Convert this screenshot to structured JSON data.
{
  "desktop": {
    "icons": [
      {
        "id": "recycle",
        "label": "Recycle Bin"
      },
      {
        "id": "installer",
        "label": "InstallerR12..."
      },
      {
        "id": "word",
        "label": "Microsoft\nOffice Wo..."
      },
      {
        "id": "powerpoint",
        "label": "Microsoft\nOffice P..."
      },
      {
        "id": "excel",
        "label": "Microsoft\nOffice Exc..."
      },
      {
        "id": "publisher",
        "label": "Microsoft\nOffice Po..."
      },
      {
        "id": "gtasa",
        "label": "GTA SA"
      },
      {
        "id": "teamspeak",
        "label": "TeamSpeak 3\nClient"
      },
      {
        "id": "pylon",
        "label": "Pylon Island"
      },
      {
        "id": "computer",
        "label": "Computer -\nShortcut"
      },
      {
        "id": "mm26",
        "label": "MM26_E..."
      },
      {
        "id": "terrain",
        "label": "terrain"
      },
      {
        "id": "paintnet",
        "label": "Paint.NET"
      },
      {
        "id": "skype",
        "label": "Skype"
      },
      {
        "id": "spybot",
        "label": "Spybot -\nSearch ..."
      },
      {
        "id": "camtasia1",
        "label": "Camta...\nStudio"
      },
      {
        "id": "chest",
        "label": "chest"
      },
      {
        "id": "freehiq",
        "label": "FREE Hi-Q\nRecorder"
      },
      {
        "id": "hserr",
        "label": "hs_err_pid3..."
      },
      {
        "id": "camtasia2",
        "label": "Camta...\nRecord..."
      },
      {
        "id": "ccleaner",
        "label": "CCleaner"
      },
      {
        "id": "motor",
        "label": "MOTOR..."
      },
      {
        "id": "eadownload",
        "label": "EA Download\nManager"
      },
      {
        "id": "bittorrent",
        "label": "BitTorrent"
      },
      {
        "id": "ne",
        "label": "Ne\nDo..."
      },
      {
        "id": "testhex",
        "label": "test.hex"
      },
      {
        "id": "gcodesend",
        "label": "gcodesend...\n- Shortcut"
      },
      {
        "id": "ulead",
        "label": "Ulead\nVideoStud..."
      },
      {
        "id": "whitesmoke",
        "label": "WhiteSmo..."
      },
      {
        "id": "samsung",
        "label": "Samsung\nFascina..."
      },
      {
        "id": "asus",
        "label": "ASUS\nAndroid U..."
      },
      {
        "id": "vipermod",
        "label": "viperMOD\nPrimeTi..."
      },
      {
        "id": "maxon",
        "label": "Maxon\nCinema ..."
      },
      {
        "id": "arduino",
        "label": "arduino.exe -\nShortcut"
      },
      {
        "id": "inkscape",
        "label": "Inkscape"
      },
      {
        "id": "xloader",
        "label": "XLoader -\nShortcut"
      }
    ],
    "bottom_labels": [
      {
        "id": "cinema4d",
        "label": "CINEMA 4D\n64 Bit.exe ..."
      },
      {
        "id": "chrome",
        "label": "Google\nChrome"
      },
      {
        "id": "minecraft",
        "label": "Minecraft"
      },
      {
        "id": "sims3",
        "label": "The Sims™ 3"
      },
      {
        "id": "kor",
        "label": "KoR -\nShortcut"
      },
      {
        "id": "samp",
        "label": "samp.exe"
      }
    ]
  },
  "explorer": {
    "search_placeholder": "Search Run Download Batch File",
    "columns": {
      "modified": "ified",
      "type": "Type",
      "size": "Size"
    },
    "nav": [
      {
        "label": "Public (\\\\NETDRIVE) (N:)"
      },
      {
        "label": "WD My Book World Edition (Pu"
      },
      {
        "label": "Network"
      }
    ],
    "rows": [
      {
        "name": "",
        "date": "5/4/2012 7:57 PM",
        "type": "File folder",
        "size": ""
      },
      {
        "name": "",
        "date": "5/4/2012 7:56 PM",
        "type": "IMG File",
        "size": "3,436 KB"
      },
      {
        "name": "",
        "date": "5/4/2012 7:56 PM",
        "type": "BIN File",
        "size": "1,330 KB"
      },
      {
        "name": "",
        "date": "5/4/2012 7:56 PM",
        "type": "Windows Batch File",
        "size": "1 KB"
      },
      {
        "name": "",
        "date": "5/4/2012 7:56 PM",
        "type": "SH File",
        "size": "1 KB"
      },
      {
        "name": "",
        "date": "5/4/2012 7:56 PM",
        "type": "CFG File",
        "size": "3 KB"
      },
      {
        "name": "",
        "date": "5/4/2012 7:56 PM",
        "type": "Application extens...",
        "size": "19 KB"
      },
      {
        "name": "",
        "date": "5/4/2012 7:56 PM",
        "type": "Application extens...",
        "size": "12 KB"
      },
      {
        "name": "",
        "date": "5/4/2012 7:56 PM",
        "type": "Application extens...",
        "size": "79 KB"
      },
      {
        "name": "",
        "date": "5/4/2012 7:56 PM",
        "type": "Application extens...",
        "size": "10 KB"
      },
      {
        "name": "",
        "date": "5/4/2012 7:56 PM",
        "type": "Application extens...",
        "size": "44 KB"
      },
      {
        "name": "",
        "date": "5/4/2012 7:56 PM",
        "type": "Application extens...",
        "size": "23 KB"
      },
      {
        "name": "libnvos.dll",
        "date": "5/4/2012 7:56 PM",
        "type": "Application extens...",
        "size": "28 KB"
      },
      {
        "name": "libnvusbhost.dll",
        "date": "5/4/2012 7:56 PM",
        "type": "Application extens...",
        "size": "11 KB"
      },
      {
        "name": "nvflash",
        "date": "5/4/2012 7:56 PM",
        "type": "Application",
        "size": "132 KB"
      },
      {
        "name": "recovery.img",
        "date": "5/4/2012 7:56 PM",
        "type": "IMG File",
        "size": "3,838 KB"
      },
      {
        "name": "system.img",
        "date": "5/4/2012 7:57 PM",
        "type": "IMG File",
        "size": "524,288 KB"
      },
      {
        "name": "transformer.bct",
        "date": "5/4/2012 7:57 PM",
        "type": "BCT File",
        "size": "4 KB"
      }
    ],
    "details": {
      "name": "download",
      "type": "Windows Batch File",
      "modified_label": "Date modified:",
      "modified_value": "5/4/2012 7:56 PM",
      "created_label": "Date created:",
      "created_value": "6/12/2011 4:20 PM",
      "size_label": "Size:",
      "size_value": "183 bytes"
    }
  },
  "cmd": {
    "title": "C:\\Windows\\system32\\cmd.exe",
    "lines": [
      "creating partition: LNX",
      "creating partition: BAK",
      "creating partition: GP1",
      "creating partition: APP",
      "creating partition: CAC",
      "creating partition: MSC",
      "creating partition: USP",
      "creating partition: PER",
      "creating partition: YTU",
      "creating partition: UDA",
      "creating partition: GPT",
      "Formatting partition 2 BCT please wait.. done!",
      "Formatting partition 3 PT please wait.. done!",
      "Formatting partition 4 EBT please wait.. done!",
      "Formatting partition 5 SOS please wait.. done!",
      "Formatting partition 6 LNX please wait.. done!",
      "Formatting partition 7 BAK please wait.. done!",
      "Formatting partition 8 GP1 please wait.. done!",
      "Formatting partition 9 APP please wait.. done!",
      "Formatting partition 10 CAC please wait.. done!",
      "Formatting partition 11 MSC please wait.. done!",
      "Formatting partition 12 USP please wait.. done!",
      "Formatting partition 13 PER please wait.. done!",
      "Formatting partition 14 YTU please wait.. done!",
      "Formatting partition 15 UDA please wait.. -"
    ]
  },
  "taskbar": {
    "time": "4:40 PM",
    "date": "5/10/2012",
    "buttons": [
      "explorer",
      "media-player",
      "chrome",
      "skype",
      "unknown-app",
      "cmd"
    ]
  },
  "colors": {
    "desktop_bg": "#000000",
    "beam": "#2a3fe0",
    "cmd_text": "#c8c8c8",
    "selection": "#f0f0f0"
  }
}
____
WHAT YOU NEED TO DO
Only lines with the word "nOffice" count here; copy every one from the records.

REPLY
        "label": "Microsoft\nOffice Wo..."
        "label": "Microsoft\nOffice P..."
        "label": "Microsoft\nOffice Exc..."
        "label": "Microsoft\nOffice Po..."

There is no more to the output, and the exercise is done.